Exercise directions> Each line in the entries that has the word "qprev" has to be copied.
——
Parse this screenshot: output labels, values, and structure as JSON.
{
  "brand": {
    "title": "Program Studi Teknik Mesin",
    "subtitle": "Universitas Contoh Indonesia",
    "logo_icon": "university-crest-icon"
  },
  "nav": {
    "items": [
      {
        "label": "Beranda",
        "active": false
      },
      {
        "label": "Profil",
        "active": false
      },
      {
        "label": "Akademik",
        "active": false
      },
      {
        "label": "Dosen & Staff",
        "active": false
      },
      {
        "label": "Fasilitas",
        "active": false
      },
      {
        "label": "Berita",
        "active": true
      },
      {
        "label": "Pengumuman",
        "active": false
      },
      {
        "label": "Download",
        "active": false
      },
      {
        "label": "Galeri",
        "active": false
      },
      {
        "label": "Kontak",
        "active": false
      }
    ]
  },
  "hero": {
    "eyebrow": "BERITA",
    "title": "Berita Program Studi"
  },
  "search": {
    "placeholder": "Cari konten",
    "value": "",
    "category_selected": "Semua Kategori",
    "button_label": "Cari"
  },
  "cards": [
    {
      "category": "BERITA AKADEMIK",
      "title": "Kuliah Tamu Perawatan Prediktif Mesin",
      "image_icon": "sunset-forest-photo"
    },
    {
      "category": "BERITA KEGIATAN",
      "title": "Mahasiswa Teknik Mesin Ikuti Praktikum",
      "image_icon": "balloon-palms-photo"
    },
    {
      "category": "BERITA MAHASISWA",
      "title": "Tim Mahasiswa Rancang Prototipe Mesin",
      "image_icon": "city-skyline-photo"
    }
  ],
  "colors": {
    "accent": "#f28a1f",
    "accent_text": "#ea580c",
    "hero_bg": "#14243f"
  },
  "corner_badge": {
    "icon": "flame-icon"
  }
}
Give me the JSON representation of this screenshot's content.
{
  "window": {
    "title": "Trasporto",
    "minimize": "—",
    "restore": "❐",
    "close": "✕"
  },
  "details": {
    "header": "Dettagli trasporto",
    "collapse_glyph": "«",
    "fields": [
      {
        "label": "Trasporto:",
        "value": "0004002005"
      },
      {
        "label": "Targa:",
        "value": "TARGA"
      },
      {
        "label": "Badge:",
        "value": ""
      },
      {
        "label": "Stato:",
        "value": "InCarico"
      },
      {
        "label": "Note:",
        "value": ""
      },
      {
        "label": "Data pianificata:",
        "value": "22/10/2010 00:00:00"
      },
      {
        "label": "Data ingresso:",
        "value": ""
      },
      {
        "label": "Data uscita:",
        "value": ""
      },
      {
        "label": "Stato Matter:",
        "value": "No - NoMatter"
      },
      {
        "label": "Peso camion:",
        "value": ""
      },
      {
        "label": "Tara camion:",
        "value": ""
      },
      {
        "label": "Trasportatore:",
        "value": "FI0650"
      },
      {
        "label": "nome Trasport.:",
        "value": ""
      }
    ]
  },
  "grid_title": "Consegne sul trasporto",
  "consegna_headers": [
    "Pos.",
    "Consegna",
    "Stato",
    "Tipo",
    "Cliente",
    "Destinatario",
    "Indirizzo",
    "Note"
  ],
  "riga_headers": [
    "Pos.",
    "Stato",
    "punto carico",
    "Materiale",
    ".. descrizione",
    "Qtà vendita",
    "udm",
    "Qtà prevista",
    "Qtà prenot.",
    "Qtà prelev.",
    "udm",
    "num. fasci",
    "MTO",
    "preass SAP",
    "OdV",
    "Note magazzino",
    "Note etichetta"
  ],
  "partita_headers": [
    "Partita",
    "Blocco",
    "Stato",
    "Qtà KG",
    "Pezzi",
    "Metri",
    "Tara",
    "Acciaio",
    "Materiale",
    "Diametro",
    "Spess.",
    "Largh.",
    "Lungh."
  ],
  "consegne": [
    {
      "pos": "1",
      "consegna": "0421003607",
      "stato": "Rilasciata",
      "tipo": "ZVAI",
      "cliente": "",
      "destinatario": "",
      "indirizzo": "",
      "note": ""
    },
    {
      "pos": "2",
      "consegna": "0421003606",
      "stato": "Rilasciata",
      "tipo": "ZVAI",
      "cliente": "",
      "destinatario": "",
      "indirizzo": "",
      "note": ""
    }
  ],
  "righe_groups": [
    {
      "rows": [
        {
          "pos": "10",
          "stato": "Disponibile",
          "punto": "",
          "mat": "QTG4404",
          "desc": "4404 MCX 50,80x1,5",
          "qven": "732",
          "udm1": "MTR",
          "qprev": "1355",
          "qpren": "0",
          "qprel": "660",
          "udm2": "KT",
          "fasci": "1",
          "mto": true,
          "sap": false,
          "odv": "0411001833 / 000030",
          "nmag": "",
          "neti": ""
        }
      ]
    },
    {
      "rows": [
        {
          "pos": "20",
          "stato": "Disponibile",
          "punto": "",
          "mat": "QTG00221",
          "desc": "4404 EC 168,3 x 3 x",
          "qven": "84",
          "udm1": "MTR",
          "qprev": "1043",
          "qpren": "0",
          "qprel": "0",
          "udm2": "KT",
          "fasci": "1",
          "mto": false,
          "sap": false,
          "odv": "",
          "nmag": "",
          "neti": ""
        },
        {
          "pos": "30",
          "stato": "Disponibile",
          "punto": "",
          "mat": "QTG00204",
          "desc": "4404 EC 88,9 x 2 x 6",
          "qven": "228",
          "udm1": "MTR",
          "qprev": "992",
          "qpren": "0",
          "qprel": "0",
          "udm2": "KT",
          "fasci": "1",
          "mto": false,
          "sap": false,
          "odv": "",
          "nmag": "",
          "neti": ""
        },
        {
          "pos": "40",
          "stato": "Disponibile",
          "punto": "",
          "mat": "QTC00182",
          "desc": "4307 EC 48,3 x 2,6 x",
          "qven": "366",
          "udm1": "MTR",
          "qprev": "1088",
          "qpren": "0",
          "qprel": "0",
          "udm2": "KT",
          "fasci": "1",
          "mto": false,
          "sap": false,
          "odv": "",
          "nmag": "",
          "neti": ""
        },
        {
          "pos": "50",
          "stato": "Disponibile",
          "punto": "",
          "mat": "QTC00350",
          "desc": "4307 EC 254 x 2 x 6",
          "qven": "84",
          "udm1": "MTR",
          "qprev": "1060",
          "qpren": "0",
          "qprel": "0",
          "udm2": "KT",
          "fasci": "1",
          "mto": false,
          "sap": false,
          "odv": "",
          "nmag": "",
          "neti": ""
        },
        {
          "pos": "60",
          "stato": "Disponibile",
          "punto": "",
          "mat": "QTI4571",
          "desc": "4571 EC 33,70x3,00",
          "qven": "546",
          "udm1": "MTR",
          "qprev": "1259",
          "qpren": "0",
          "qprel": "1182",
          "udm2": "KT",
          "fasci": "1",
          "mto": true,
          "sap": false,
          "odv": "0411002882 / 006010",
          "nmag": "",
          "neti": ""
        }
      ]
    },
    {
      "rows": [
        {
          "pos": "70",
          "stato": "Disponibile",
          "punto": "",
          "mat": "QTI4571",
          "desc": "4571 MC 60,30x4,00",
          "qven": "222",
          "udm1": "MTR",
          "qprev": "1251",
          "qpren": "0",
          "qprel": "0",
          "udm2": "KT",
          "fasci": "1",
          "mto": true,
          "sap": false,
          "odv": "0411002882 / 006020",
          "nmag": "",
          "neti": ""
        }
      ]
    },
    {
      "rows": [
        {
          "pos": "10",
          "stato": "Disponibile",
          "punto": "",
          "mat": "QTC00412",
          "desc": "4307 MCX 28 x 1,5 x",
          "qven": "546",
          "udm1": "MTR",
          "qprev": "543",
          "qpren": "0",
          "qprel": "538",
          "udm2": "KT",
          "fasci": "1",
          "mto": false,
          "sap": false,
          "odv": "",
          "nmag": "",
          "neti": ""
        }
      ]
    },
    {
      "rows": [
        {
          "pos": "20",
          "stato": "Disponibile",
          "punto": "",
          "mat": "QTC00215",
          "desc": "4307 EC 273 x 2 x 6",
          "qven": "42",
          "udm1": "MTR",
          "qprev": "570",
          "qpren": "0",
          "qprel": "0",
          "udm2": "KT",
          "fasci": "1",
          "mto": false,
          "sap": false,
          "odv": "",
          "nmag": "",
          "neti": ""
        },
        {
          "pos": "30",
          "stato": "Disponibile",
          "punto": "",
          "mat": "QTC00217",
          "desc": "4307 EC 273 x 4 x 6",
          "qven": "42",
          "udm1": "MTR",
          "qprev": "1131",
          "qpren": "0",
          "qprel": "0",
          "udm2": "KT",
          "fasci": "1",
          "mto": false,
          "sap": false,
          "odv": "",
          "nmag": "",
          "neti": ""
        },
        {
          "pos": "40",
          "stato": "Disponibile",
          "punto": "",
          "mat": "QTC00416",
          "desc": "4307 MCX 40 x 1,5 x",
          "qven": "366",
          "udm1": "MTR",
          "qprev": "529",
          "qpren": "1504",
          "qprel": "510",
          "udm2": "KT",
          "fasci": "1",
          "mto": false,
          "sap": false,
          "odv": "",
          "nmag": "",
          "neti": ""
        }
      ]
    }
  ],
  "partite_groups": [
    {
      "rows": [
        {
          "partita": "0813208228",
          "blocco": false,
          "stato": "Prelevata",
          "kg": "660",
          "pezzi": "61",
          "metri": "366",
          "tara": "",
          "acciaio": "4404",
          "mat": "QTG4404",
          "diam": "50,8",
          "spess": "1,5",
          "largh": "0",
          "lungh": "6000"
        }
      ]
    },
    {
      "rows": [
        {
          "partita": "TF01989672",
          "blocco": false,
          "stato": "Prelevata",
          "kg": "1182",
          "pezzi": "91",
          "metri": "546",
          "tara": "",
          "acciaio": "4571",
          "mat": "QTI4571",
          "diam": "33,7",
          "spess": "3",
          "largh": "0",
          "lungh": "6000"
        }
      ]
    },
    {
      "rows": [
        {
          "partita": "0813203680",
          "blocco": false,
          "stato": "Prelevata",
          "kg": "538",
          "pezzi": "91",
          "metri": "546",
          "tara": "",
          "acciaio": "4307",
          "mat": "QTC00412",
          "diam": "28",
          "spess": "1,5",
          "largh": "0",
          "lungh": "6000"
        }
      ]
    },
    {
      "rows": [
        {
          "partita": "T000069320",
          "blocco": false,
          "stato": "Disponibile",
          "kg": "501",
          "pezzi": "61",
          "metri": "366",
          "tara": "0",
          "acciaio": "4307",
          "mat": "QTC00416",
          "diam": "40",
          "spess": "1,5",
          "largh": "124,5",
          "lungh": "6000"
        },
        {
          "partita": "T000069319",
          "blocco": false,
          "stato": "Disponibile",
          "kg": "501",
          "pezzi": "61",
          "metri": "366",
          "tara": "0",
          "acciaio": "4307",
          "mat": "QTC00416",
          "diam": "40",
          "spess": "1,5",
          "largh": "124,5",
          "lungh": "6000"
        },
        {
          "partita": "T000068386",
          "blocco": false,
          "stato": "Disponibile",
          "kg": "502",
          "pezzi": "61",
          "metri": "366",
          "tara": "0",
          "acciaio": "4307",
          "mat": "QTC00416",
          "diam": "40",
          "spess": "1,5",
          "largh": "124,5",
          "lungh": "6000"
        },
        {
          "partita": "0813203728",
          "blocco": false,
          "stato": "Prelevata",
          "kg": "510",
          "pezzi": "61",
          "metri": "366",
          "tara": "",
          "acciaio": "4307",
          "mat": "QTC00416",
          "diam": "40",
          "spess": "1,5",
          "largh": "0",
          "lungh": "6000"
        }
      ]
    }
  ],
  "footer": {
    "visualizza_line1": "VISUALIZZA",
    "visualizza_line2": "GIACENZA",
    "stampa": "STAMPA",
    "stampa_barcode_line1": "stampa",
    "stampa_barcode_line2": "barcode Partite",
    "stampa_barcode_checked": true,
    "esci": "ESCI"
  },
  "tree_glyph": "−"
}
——
Solution for this task>
          "qprev": "1355",
          "qprev": "1043",
          "qprev": "992",
          "qprev": "1088",
          "qprev": "1060",
          "qprev": "1259",
          "qprev": "1251",
          "qprev": "543",
          "qprev": "570",
          "qprev": "1131",
          "qprev": "529",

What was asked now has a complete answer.